[Task objective]: Please write out every entry below exactly, leaving out any pictures.

[Extracted data entries]:
::::
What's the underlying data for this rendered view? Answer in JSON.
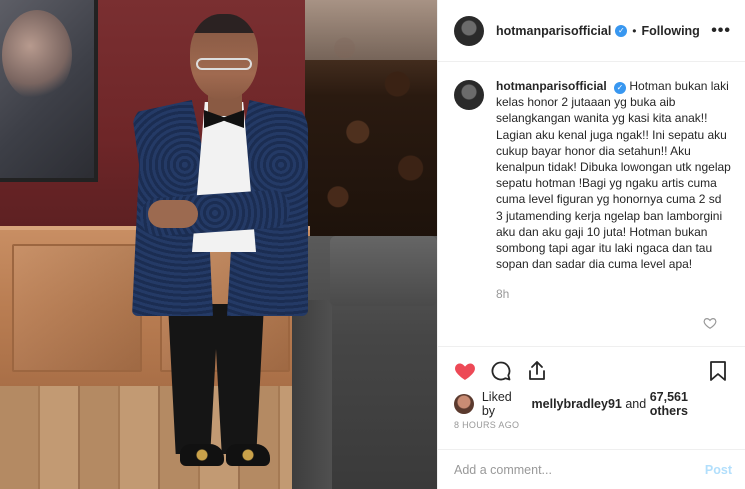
{
  "post": {
    "username": "hotmanparisofficial",
    "follow_status": "Following",
    "more_label": "•••",
    "dot": "•",
    "caption": "Hotman bukan laki kelas honor 2 jutaaan yg buka aib selangkangan wanita yg kasi kita anak!! Lagian aku kenal juga ngak!! Ini sepatu aku cukup bayar honor dia setahun!! Aku kenalpun tidak! Dibuka lowongan utk ngelap sepatu hotman !Bagi yg ngaku artis cuma cuma level figuran yg honornya cuma 2 sd 3 jutamending kerja ngelap ban lamborgini aku dan aku gaji 10 juta! Hotman bukan sombong tapi agar itu laki ngaca dan tau sopan dan sadar dia cuma level apa!",
    "caption_time": "8h",
    "verified_mark": "✓"
  },
  "likes": {
    "prefix": "Liked by",
    "first_liker": "mellybradley91",
    "connector": "and",
    "others": "67,561 others"
  },
  "posted_ago": "8 HOURS AGO",
  "comment": {
    "placeholder": "Add a comment...",
    "post_label": "Post"
  },
  "icons": {
    "like": "heart-icon-filled",
    "comment": "comment-icon",
    "share": "share-icon",
    "save": "bookmark-icon",
    "caption_like": "heart-outline-icon"
  },
  "colors": {
    "like_red": "#ed4956",
    "verified_blue": "#3897f0",
    "muted_text": "#999999",
    "post_disabled": "#b2dffc"
  }
}
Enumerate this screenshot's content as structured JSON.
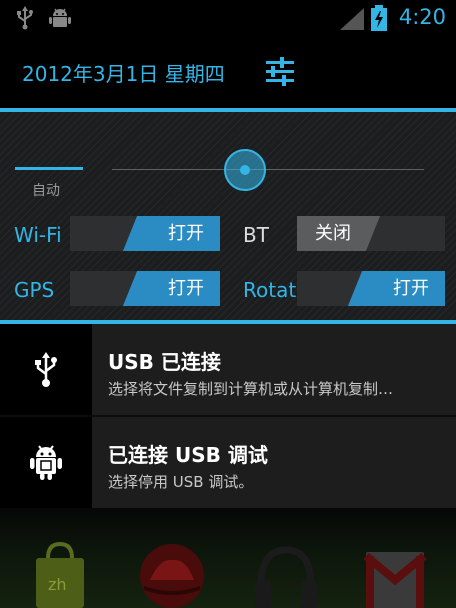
{
  "status_bar": {
    "time": "4:20",
    "icons": [
      "usb-icon",
      "android-debug-icon",
      "signal-icon",
      "battery-charging-icon"
    ],
    "accent": "#33b5e5"
  },
  "header": {
    "date": "2012年3月1日 星期四",
    "settings_icon": "settings-sliders-icon"
  },
  "brightness": {
    "auto_label": "自动",
    "level": 0.35
  },
  "toggles": [
    {
      "label": "Wi-Fi",
      "state": "打开",
      "on": true
    },
    {
      "label": "BT",
      "state": "关闭",
      "on": false
    },
    {
      "label": "GPS",
      "state": "打开",
      "on": true
    },
    {
      "label": "Rotate",
      "state": "打开",
      "on": true
    }
  ],
  "notifications": [
    {
      "icon": "usb-icon",
      "title": "USB 已连接",
      "text": "选择将文件复制到计算机或从计算机复制…"
    },
    {
      "icon": "android-debug-icon",
      "title": "已连接 USB 调试",
      "text": "选择停用 USB 调试。"
    }
  ],
  "dock": {
    "apps": [
      "shopping-bag-icon",
      "redhat-icon",
      "headphones-icon",
      "gmail-icon"
    ]
  },
  "colors": {
    "accent": "#33b5e5",
    "switch_on": "#2a8cc2",
    "switch_off": "#5a5c5e"
  }
}
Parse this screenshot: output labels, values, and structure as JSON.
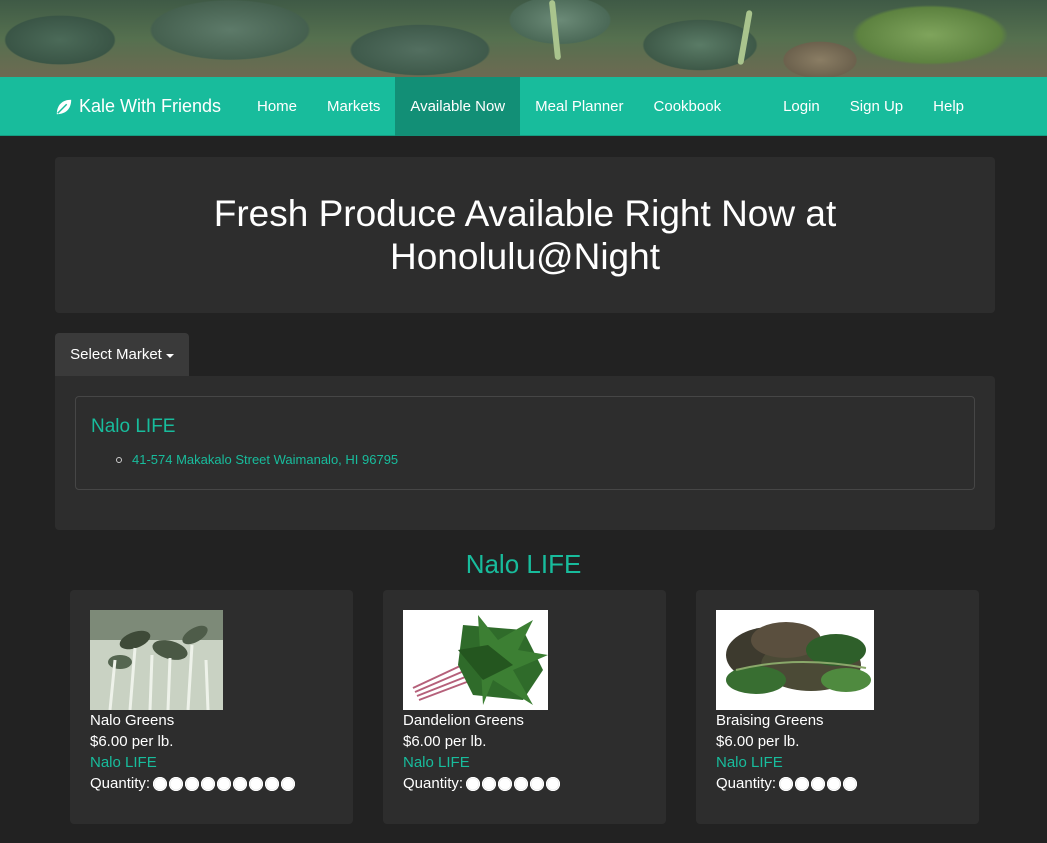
{
  "navbar": {
    "brand": "Kale With Friends",
    "left_items": [
      "Home",
      "Markets",
      "Available Now",
      "Meal Planner",
      "Cookbook"
    ],
    "right_items": [
      "Login",
      "Sign Up",
      "Help"
    ],
    "active": "Available Now"
  },
  "header": {
    "title": "Fresh Produce Available Right Now at Honolulu@Night"
  },
  "market_select": {
    "label": "Select Market"
  },
  "market": {
    "name": "Nalo LIFE",
    "address": "41-574 Makakalo Street Waimanalo, HI 96795"
  },
  "section": {
    "title": "Nalo LIFE"
  },
  "products": [
    {
      "name": "Nalo Greens",
      "price": "$6.00 per lb.",
      "vendor": "Nalo LIFE",
      "quantity_label": "Quantity:",
      "quantity": 9
    },
    {
      "name": "Dandelion Greens",
      "price": "$6.00 per lb.",
      "vendor": "Nalo LIFE",
      "quantity_label": "Quantity:",
      "quantity": 6
    },
    {
      "name": "Braising Greens",
      "price": "$6.00 per lb.",
      "vendor": "Nalo LIFE",
      "quantity_label": "Quantity:",
      "quantity": 5
    }
  ],
  "colors": {
    "accent": "#18bc9c",
    "background": "#222222",
    "panel": "#2d2d2d"
  },
  "icons": {
    "brand": "leaf-icon",
    "quantity": "flower-icon"
  }
}
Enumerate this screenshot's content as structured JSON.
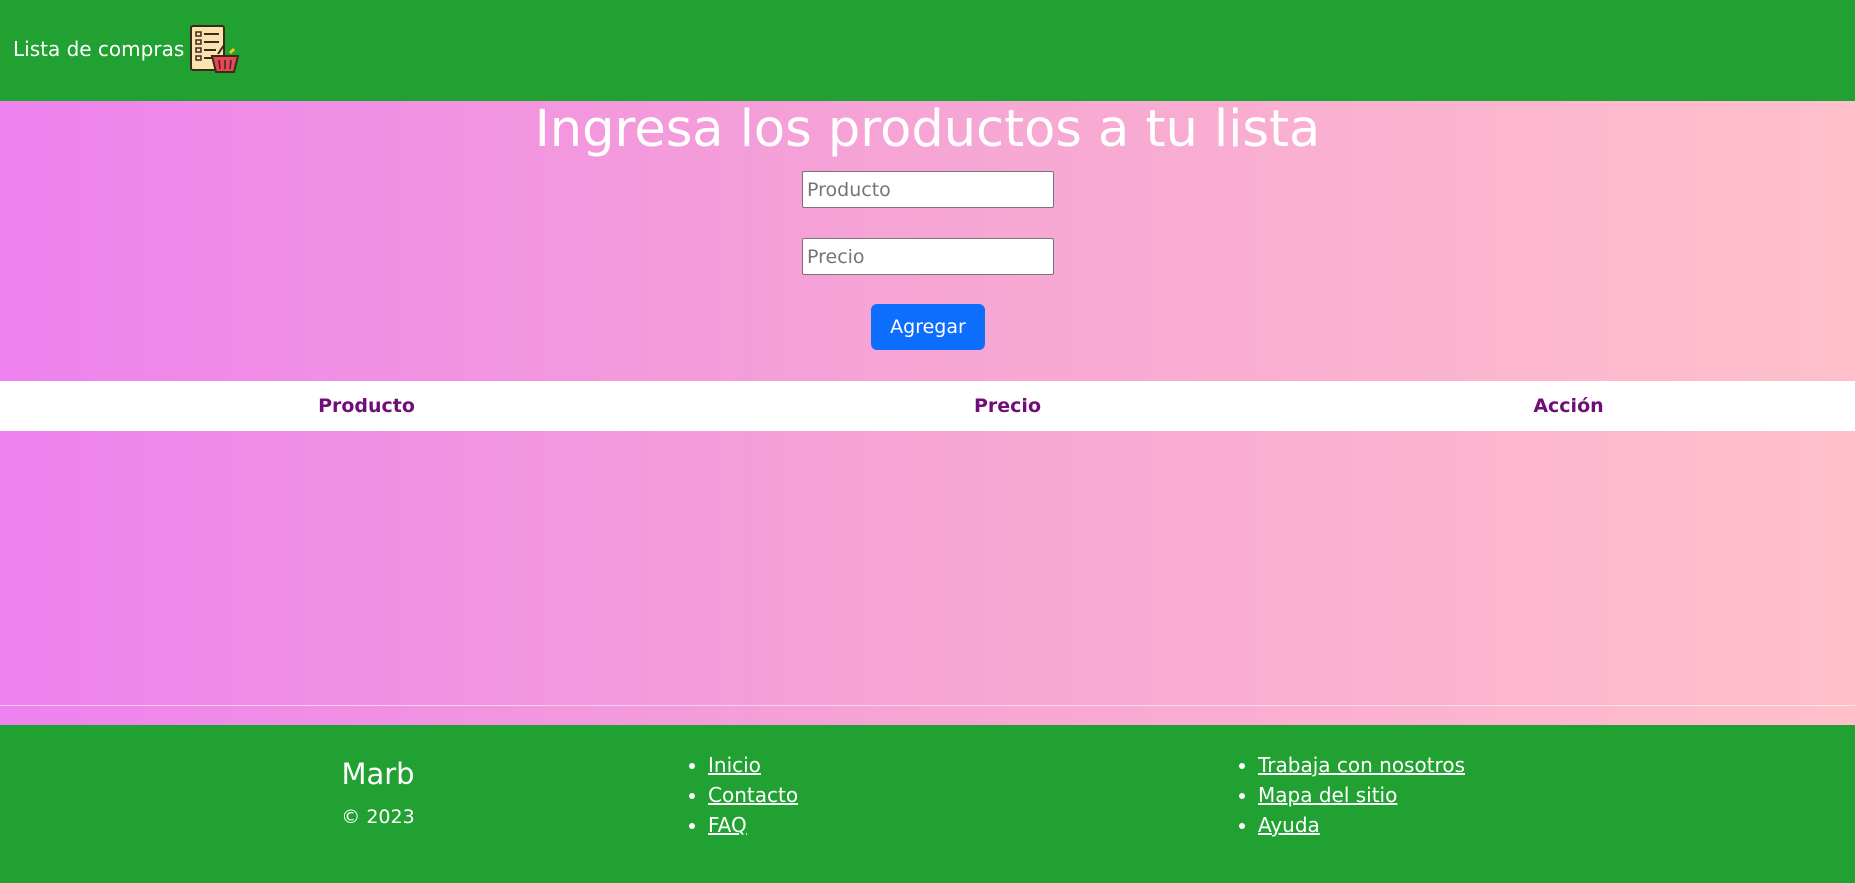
{
  "navbar": {
    "brand_label": "Lista de compras",
    "brand_icon": "shopping-list-basket-icon"
  },
  "form": {
    "title": "Ingresa los productos a tu lista",
    "product_placeholder": "Producto",
    "price_placeholder": "Precio",
    "add_button_label": "Agregar"
  },
  "table": {
    "headers": [
      "Producto",
      "Precio",
      "Acción"
    ],
    "rows": []
  },
  "footer": {
    "name": "Marb",
    "copyright": "© 2023",
    "links_col1": [
      "Inicio",
      "Contacto",
      "FAQ"
    ],
    "links_col2": [
      "Trabaja con nosotros",
      "Mapa del sitio",
      "Ayuda"
    ]
  },
  "colors": {
    "header_green": "#21a131",
    "gradient_start": "#ee82ee",
    "gradient_end": "#ffc0cb",
    "button_blue": "#0d6efd",
    "table_header_text": "#700e78"
  }
}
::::
[Result for this task]:
What's the underlying data for this rendered view? Answer in JSON.
{
  "post": {
    "username": "hotmanparisofficial",
    "follow_status": "Following",
    "more_label": "•••",
    "dot": "•",
    "caption": "Hotman bukan laki kelas honor 2 jutaaan yg buka aib selangkangan wanita yg kasi kita anak!! Lagian aku kenal juga ngak!! Ini sepatu aku cukup bayar honor dia setahun!! Aku kenalpun tidak! Dibuka lowongan utk ngelap sepatu hotman !Bagi yg ngaku artis cuma cuma level figuran yg honornya cuma 2 sd 3 jutamending kerja ngelap ban lamborgini aku dan aku gaji 10 juta! Hotman bukan sombong tapi agar itu laki ngaca dan tau sopan dan sadar dia cuma level apa!",
    "caption_time": "8h",
    "verified_mark": "✓"
  },
  "likes": {
    "prefix": "Liked by",
    "first_liker": "mellybradley91",
    "connector": "and",
    "others": "67,561 others"
  },
  "posted_ago": "8 HOURS AGO",
  "comment": {
    "placeholder": "Add a comment...",
    "post_label": "Post"
  },
  "icons": {
    "like": "heart-icon-filled",
    "comment": "comment-icon",
    "share": "share-icon",
    "save": "bookmark-icon",
    "caption_like": "heart-outline-icon"
  },
  "colors": {
    "like_red": "#ed4956",
    "verified_blue": "#3897f0",
    "muted_text": "#999999",
    "post_disabled": "#b2dffc"
  }
}
Enumerate this screenshot's content as structured JSON.
{
  "status_bar": {
    "time": "4:20",
    "icons": [
      "usb-icon",
      "android-debug-icon",
      "signal-icon",
      "battery-charging-icon"
    ],
    "accent": "#33b5e5"
  },
  "header": {
    "date": "2012年3月1日 星期四",
    "settings_icon": "settings-sliders-icon"
  },
  "brightness": {
    "auto_label": "自动",
    "level": 0.35
  },
  "toggles": [
    {
      "label": "Wi-Fi",
      "state": "打开",
      "on": true
    },
    {
      "label": "BT",
      "state": "关闭",
      "on": false
    },
    {
      "label": "GPS",
      "state": "打开",
      "on": true
    },
    {
      "label": "Rotate",
      "state": "打开",
      "on": true
    }
  ],
  "notifications": [
    {
      "icon": "usb-icon",
      "title": "USB 已连接",
      "text": "选择将文件复制到计算机或从计算机复制…"
    },
    {
      "icon": "android-debug-icon",
      "title": "已连接 USB 调试",
      "text": "选择停用 USB 调试。"
    }
  ],
  "dock": {
    "apps": [
      "shopping-bag-icon",
      "redhat-icon",
      "headphones-icon",
      "gmail-icon"
    ]
  },
  "colors": {
    "accent": "#33b5e5",
    "switch_on": "#2a8cc2",
    "switch_off": "#5a5c5e"
  }
}
Parse this screenshot: output labels, values, and structure as JSON.
{
  "navbar": {
    "brand": "Kale With Friends",
    "left_items": [
      "Home",
      "Markets",
      "Available Now",
      "Meal Planner",
      "Cookbook"
    ],
    "right_items": [
      "Login",
      "Sign Up",
      "Help"
    ],
    "active": "Available Now"
  },
  "header": {
    "title": "Fresh Produce Available Right Now at Honolulu@Night"
  },
  "market_select": {
    "label": "Select Market"
  },
  "market": {
    "name": "Nalo LIFE",
    "address": "41-574 Makakalo Street Waimanalo, HI 96795"
  },
  "section": {
    "title": "Nalo LIFE"
  },
  "products": [
    {
      "name": "Nalo Greens",
      "price": "$6.00 per lb.",
      "vendor": "Nalo LIFE",
      "quantity_label": "Quantity:",
      "quantity": 9
    },
    {
      "name": "Dandelion Greens",
      "price": "$6.00 per lb.",
      "vendor": "Nalo LIFE",
      "quantity_label": "Quantity:",
      "quantity": 6
    },
    {
      "name": "Braising Greens",
      "price": "$6.00 per lb.",
      "vendor": "Nalo LIFE",
      "quantity_label": "Quantity:",
      "quantity": 5
    }
  ],
  "colors": {
    "accent": "#18bc9c",
    "background": "#222222",
    "panel": "#2d2d2d"
  },
  "icons": {
    "brand": "leaf-icon",
    "quantity": "flower-icon"
  }
}
Enumerate this screenshot's content as structured JSON.
{
  "navbar": {
    "brand_label": "Lista de compras",
    "brand_icon": "shopping-list-basket-icon"
  },
  "form": {
    "title": "Ingresa los productos a tu lista",
    "product_placeholder": "Producto",
    "price_placeholder": "Precio",
    "add_button_label": "Agregar"
  },
  "table": {
    "headers": [
      "Producto",
      "Precio",
      "Acción"
    ],
    "rows": []
  },
  "footer": {
    "name": "Marb",
    "copyright": "© 2023",
    "links_col1": [
      "Inicio",
      "Contacto",
      "FAQ"
    ],
    "links_col2": [
      "Trabaja con nosotros",
      "Mapa del sitio",
      "Ayuda"
    ]
  },
  "colors": {
    "header_green": "#21a131",
    "gradient_start": "#ee82ee",
    "gradient_end": "#ffc0cb",
    "button_blue": "#0d6efd",
    "table_header_text": "#700e78"
  }
}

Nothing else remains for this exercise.